Successful selling strategies today are not achieved through one tactic or approach. Rather, it requires a broad set of selling capabilities that are constantly put into practice and refined.

How do you achieve better selling across your team at scale?

Build Agility. Drive Continuous Improvement.

To keep pace with changes in buyer behaviour and remain ahead of the competition, successful sales organisations must remain agile and strive for continuous improvement, never resting on the previous year or quarter’s success. For the largest global sales organisations, continuous skill-building at scale is not an easy task. Identifying the right skills, the right people, the right sustainment path and the right metrics to measure takes planning and expertise.

5 Keys to Transforming Your Sales Organisation

01

Start at the Top — Leadership buy-in and commitment is critical. But, the demonstration of this commitment is paramount. From the vision they communicate about the change through the behaviours they display, leaders need a clear path and set of skills and activities to lead.

02

Make It Personal — Every salesperson and sales manager comes to the table as a unique individual with strengths and gaps. Personalisation begins with giving the team visibility into their unique needs to create buy-in and engagement — it drives faster improvement. Customised, contextualised content drives immediate relevancy. And, targeted learning paths drive individual behaviour change in the field and are achievable at scale.

03

Focus on Agility — The sales process and methodology a sales organisation employs drives consistency and a common language for coaching.
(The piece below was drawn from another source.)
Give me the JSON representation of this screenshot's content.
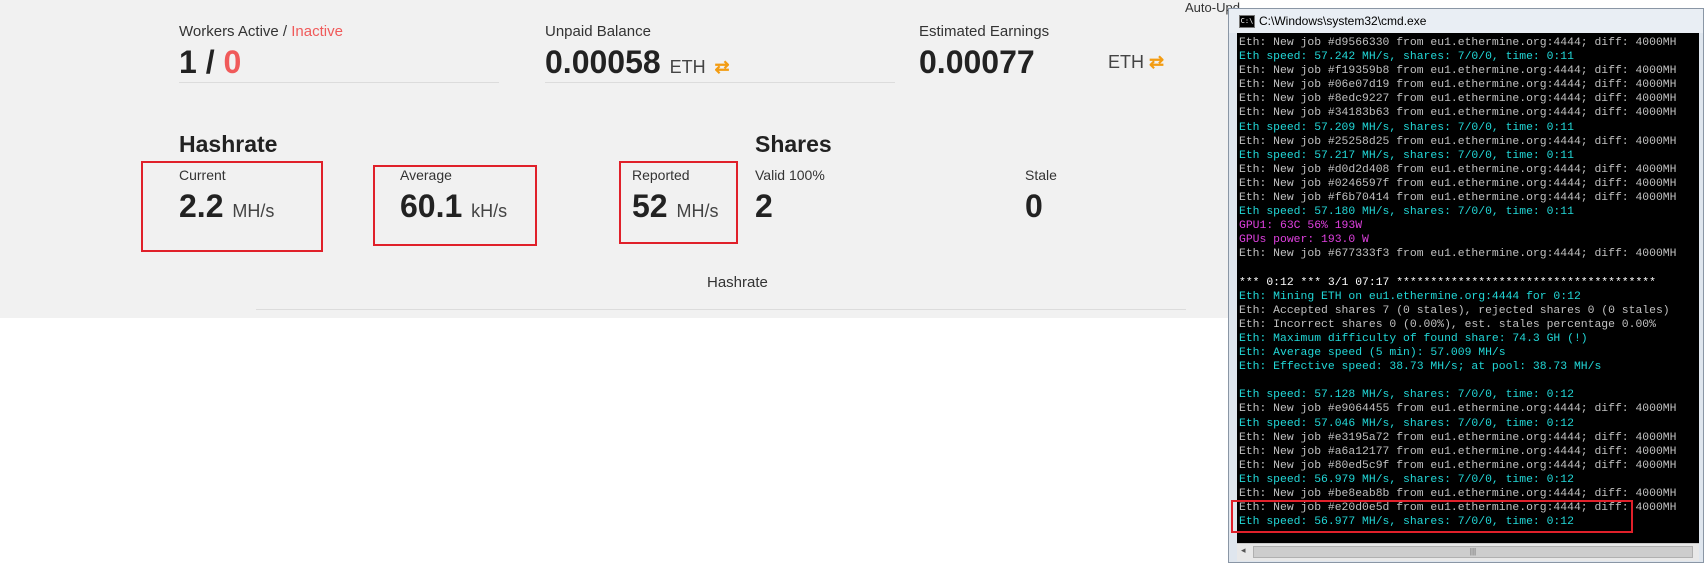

But, the selling skills are what drive agility in the moment with the buyer. In a world where change is constant, the most agile sales organisations are the ones that are highly skilled and can stay out in front of their buyers.

04
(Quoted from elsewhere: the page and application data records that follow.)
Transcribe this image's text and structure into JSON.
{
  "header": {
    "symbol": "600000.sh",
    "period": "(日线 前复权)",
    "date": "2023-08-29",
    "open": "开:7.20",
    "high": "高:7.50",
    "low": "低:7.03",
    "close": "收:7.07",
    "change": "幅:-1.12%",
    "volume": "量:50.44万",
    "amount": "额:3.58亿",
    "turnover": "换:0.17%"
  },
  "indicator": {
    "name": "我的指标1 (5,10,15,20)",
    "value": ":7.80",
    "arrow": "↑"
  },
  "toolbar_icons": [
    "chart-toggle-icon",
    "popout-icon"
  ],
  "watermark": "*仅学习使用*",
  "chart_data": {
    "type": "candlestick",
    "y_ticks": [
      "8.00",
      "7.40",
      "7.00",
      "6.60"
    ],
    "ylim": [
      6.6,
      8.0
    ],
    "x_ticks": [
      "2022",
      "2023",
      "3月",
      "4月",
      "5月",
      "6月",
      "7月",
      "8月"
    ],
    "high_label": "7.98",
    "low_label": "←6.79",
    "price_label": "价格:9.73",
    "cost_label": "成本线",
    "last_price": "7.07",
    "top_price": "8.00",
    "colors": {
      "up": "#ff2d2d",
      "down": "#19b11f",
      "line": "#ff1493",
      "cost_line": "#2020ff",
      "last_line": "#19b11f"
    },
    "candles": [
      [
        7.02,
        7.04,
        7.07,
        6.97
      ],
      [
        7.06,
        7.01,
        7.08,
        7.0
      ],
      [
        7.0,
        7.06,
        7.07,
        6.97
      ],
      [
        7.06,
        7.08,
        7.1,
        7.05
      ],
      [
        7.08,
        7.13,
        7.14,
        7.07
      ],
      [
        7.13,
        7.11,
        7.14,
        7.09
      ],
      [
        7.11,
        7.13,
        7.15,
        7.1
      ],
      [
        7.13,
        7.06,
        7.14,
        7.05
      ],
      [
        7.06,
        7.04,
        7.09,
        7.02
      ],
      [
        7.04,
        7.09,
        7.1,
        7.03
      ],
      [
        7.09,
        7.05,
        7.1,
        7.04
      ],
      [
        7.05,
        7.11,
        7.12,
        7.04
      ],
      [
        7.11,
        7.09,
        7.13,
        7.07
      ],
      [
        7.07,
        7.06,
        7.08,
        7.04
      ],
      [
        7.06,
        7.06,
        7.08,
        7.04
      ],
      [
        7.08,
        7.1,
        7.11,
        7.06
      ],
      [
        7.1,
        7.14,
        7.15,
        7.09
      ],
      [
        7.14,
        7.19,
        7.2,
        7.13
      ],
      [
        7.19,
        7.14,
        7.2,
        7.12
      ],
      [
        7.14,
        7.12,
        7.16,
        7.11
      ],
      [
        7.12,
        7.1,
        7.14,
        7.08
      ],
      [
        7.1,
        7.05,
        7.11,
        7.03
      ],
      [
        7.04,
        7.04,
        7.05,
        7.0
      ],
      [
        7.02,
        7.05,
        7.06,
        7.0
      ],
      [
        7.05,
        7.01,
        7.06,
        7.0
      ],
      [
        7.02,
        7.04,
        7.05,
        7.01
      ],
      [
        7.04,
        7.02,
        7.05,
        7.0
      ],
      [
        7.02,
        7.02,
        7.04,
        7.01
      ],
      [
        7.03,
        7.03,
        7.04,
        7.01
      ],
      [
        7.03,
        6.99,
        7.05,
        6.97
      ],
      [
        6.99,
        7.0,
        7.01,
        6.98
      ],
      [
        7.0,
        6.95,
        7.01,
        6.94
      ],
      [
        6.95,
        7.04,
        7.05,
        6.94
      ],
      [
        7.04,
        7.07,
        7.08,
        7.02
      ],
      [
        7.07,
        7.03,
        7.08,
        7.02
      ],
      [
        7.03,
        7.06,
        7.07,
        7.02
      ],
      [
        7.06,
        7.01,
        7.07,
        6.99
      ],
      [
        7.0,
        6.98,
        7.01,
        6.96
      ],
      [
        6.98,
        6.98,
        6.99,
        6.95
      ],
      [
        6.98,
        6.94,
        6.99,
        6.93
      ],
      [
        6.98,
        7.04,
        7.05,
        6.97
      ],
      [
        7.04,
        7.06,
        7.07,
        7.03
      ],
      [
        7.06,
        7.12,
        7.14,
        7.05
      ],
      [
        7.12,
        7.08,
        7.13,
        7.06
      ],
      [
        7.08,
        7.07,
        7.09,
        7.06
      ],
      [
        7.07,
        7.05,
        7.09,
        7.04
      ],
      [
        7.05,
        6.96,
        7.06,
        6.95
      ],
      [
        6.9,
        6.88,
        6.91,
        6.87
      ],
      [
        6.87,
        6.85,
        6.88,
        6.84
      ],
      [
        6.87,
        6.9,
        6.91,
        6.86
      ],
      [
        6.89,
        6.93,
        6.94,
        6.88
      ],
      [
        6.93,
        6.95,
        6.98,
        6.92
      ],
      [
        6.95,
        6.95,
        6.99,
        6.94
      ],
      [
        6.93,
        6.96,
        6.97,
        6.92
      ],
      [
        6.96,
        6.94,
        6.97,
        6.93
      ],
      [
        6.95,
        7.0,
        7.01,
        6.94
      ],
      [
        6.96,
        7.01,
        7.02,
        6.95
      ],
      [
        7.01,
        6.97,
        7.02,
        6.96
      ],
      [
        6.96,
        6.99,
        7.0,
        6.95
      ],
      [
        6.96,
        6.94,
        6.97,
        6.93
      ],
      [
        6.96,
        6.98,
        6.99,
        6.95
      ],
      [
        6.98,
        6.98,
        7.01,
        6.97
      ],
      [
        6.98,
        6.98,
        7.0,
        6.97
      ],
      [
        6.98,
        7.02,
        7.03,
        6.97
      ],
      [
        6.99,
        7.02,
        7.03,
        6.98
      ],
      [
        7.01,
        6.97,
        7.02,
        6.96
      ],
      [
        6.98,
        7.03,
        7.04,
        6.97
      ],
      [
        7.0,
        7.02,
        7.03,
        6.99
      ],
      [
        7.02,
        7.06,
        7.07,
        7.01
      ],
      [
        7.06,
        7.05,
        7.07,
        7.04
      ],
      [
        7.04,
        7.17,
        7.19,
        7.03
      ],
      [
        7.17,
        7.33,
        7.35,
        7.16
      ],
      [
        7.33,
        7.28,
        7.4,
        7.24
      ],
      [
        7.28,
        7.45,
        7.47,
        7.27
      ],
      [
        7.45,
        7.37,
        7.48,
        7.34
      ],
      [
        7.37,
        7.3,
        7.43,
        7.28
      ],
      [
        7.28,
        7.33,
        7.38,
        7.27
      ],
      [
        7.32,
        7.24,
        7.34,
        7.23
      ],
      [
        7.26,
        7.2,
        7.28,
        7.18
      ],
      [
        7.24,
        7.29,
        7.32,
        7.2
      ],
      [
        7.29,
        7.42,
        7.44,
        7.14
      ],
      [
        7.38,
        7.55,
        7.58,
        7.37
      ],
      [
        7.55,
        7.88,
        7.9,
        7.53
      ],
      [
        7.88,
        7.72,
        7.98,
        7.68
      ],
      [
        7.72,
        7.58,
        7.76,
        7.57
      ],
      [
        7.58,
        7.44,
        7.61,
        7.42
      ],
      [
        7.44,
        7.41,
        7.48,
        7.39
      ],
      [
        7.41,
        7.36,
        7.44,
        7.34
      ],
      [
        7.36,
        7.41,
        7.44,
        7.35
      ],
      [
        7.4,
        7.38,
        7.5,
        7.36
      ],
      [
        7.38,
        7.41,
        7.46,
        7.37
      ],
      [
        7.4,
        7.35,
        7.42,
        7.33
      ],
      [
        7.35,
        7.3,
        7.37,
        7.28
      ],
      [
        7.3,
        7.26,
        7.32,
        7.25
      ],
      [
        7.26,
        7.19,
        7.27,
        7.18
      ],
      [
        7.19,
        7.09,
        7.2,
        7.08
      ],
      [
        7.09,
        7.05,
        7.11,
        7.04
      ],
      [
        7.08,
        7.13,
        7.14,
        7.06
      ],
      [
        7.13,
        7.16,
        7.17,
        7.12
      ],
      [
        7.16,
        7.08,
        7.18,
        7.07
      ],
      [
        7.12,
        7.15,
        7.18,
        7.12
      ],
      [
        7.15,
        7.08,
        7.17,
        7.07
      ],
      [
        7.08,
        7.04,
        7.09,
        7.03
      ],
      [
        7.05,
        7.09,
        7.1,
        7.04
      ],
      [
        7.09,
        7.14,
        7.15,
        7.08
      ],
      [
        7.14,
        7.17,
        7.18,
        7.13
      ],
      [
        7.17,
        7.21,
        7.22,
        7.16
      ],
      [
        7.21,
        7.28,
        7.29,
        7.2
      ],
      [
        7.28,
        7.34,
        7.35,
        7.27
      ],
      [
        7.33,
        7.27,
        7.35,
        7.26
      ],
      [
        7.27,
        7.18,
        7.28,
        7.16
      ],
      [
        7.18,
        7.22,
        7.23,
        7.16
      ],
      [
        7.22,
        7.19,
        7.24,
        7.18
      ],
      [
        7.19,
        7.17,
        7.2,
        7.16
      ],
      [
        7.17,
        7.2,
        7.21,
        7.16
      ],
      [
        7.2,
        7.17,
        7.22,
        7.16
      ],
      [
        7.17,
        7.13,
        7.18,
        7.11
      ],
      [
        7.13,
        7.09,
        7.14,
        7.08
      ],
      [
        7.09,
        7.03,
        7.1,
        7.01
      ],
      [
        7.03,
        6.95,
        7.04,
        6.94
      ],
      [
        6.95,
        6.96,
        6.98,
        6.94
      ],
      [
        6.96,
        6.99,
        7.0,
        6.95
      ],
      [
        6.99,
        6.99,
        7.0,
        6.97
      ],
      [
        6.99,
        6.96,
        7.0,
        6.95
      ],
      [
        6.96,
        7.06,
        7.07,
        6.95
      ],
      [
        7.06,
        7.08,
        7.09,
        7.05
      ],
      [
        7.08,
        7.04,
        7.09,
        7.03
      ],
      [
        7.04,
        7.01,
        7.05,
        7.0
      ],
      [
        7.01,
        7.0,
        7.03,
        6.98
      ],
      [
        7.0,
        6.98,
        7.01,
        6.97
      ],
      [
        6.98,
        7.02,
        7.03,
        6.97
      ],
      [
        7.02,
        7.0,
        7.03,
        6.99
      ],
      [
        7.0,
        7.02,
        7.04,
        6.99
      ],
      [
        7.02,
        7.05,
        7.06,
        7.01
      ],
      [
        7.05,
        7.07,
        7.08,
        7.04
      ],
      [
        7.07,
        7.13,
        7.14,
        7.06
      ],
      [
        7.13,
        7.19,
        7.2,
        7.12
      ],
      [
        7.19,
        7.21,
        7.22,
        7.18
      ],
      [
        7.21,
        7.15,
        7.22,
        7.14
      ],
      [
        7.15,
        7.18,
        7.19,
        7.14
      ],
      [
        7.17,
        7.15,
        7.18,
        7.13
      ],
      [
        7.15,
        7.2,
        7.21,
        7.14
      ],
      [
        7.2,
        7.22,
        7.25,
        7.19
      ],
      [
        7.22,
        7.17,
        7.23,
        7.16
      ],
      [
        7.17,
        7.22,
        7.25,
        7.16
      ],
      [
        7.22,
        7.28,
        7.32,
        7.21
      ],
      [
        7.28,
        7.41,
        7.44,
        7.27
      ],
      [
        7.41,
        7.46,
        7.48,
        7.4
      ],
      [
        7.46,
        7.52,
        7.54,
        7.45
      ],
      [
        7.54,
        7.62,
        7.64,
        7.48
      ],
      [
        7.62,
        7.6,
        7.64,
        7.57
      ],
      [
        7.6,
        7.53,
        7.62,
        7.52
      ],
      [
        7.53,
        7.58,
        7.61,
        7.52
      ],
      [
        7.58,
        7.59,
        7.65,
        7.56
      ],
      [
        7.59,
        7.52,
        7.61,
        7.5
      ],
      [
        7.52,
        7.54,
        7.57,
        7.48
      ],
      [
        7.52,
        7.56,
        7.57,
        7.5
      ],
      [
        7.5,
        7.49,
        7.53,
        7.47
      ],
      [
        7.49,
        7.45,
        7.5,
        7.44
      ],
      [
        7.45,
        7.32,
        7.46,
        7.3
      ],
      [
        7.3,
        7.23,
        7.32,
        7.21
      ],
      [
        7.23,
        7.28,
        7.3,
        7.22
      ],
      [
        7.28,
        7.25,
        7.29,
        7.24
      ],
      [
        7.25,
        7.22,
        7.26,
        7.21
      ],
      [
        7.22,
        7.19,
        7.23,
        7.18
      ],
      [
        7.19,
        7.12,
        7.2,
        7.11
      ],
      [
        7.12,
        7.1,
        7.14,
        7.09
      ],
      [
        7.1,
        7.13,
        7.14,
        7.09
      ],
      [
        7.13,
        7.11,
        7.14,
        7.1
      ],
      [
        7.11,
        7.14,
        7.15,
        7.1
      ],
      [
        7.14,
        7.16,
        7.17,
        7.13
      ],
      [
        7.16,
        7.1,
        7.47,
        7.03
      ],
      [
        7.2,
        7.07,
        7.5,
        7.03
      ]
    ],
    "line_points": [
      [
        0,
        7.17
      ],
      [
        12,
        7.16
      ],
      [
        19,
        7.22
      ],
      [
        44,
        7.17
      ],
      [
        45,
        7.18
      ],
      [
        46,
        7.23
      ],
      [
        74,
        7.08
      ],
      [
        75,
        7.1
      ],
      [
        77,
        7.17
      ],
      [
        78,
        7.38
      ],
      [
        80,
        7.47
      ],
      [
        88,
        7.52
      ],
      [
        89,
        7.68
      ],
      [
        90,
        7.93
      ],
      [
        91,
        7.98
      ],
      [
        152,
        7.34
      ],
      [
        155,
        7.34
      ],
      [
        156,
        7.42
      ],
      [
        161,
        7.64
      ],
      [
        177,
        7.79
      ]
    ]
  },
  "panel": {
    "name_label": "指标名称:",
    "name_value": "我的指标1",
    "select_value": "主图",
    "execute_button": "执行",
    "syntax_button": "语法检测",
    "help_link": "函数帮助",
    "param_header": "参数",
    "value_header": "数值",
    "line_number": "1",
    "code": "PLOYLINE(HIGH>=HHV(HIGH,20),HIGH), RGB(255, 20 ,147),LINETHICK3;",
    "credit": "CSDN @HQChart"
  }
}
Plan with the End in Mind — Sustainment and measurement strategies should be planned for at the beginning of a sales transformation initiative, no matter the size or scope. Knowing the critical business metrics you need to improve should drive the types of behaviours you seek to change. And, sustaining your transformation is the best path to realising the full potential return on investment. Thoughtfully organising a plan to keep the new learning alive and drive continuous improvement is worth the investment of time up front.

05

Use Data to Keep Getting Better — Using real-time data and analytics not only shows progress to achieve goals and business outcomes, but it also allows for in-the-moment adjustments for the most targeted improvement efforts. Commitment, engagement, behaviour change and performance improvement are all measurable elements that should be tightly woven together in a data set that is not only accurate but also delivered in a way that leads to actionable insights for your business.